Despite the growing ideological divisions of our age, there has been a surprising political convergence on issues related to urban policy, social services, and housing. From the spread of charter schools, to the expansion of home ownership through financial deregulation, it is apparent that left and right agree on much more than is commonly assumed. Virtually all of these points of agreement either hide or exacerbate racial and economic segregation, or geographically concentrate its deleterious consequences. In many ways the Obama Administration’s embrace of urban charter schools, school choice, and the use of market models for the assessment of students, teachers and schools, is emblematic of this convergence. Despite a lack of evidence of their efficacy, and growing empirical support for the integration of schools by class as well as race, the ‘achievement gap’ is virtually never discussed in terms of the intersection between inequality and social geography
George Romney understood that there is little chance we can substantially narrow the achievement gap without breaking up heavy concentrations of low-income minority children in urban schools, giving these children opportunities to attend majority middle-class schools outside their “truly disadvantaged” neighborhoods.

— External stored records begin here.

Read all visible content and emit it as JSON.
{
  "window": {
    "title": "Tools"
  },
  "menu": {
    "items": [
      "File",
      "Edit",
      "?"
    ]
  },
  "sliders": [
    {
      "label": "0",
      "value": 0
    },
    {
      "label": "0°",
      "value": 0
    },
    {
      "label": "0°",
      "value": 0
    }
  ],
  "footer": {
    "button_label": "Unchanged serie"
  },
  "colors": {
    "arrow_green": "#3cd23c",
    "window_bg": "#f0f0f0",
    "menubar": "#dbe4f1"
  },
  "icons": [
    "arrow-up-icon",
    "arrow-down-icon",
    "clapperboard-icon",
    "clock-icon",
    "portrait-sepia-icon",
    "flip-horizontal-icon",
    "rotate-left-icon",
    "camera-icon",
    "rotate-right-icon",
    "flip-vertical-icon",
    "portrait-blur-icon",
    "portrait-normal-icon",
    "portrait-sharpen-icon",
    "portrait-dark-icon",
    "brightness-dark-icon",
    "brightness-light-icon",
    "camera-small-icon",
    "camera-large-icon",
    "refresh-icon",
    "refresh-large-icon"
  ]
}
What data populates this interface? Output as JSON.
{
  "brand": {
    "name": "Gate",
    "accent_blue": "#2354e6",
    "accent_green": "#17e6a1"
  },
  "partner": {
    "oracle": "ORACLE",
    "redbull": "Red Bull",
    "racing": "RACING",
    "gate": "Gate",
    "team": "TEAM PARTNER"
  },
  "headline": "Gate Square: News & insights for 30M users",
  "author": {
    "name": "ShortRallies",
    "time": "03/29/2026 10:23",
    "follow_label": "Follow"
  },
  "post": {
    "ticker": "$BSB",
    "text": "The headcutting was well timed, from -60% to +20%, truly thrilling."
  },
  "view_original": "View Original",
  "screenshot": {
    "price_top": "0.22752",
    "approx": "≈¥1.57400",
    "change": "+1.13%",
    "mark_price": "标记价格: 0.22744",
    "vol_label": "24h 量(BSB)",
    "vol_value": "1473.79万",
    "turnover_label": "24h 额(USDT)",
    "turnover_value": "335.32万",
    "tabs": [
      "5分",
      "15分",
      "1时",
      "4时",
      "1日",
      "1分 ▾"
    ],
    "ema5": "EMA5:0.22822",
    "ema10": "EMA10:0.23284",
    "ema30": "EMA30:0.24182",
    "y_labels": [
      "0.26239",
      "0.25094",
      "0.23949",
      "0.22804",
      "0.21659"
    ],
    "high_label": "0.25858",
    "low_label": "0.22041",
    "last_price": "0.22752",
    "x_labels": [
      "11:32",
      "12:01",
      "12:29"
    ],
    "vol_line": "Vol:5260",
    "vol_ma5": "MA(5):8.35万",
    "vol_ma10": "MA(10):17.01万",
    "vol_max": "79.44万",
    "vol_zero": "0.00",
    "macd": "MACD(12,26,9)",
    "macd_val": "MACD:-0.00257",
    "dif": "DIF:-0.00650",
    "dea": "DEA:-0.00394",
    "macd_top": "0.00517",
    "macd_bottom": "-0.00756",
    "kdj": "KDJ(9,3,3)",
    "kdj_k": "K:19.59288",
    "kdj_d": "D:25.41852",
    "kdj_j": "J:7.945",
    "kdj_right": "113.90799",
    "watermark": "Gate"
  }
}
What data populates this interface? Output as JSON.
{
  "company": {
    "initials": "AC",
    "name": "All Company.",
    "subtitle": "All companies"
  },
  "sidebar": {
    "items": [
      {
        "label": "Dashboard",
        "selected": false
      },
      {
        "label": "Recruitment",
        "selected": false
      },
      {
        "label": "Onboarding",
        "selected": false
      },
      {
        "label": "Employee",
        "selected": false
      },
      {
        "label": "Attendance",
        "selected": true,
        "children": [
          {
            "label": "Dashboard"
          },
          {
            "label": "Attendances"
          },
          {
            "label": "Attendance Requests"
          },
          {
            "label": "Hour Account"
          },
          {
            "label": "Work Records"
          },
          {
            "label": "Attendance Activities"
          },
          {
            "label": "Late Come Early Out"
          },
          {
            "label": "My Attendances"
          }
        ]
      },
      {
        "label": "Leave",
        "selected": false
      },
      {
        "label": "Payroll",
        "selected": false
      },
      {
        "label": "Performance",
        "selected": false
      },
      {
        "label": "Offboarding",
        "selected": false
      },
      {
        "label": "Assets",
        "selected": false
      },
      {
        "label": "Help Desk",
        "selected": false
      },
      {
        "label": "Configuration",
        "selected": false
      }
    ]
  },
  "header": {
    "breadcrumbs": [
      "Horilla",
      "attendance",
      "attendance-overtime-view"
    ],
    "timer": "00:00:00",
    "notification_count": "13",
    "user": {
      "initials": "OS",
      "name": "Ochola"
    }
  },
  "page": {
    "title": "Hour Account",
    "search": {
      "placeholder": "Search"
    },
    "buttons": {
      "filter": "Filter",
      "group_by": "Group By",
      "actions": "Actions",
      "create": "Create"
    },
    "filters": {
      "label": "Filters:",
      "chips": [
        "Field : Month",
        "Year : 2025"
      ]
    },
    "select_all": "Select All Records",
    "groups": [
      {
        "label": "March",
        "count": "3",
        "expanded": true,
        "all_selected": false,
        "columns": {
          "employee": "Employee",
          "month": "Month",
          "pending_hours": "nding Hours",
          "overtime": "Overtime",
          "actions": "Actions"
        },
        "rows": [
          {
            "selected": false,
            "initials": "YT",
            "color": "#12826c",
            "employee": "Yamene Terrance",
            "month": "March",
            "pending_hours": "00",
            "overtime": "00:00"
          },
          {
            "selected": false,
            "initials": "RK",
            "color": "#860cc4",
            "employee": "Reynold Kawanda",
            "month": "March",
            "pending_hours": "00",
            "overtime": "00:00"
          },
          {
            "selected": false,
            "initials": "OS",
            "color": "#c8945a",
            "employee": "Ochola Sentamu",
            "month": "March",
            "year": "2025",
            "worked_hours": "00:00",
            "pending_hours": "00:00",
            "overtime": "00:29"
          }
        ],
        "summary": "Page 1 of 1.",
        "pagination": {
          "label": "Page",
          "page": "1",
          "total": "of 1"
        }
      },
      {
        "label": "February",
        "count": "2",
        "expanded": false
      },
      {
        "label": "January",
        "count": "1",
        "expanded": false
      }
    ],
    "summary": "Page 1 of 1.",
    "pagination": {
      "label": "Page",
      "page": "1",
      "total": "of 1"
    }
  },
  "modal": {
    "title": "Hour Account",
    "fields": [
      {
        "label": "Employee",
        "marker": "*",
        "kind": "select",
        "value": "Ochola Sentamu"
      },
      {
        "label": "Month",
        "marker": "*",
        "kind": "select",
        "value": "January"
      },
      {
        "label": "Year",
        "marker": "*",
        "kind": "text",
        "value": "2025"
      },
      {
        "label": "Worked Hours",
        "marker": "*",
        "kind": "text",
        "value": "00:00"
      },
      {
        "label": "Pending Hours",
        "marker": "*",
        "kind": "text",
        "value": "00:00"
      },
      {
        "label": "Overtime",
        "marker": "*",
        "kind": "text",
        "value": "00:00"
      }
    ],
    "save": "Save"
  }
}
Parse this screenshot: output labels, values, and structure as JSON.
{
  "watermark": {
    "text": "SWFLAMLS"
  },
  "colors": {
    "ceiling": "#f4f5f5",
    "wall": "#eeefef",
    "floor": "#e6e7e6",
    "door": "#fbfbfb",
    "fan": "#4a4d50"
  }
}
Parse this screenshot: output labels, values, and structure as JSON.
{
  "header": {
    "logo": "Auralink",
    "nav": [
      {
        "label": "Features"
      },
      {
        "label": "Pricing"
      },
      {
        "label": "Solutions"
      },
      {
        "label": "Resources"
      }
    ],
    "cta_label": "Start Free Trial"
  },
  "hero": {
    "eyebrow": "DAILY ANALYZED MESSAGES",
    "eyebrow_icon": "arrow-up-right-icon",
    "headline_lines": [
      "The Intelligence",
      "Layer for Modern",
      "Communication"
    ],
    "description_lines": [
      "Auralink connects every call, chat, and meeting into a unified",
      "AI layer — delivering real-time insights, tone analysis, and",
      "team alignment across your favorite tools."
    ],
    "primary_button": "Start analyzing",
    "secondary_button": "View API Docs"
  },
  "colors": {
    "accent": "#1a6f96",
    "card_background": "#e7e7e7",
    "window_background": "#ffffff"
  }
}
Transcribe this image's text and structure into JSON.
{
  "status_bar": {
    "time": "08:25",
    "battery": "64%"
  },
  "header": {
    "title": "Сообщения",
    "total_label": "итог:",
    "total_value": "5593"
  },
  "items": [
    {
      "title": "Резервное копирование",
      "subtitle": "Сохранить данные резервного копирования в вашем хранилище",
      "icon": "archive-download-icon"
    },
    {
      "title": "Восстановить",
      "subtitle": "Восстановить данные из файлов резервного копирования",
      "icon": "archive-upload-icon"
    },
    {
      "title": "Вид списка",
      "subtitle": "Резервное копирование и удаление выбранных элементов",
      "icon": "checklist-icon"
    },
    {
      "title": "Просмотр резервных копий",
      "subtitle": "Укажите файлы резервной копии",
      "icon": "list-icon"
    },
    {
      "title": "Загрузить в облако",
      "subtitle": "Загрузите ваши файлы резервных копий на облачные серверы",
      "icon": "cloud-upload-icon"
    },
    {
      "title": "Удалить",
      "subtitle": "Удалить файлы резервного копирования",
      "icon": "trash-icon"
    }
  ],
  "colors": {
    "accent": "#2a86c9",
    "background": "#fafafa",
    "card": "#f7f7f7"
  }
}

But urban children cannot have a practical opportunity to attend such middle-class schools unless their parents have the opportunity to live nearby.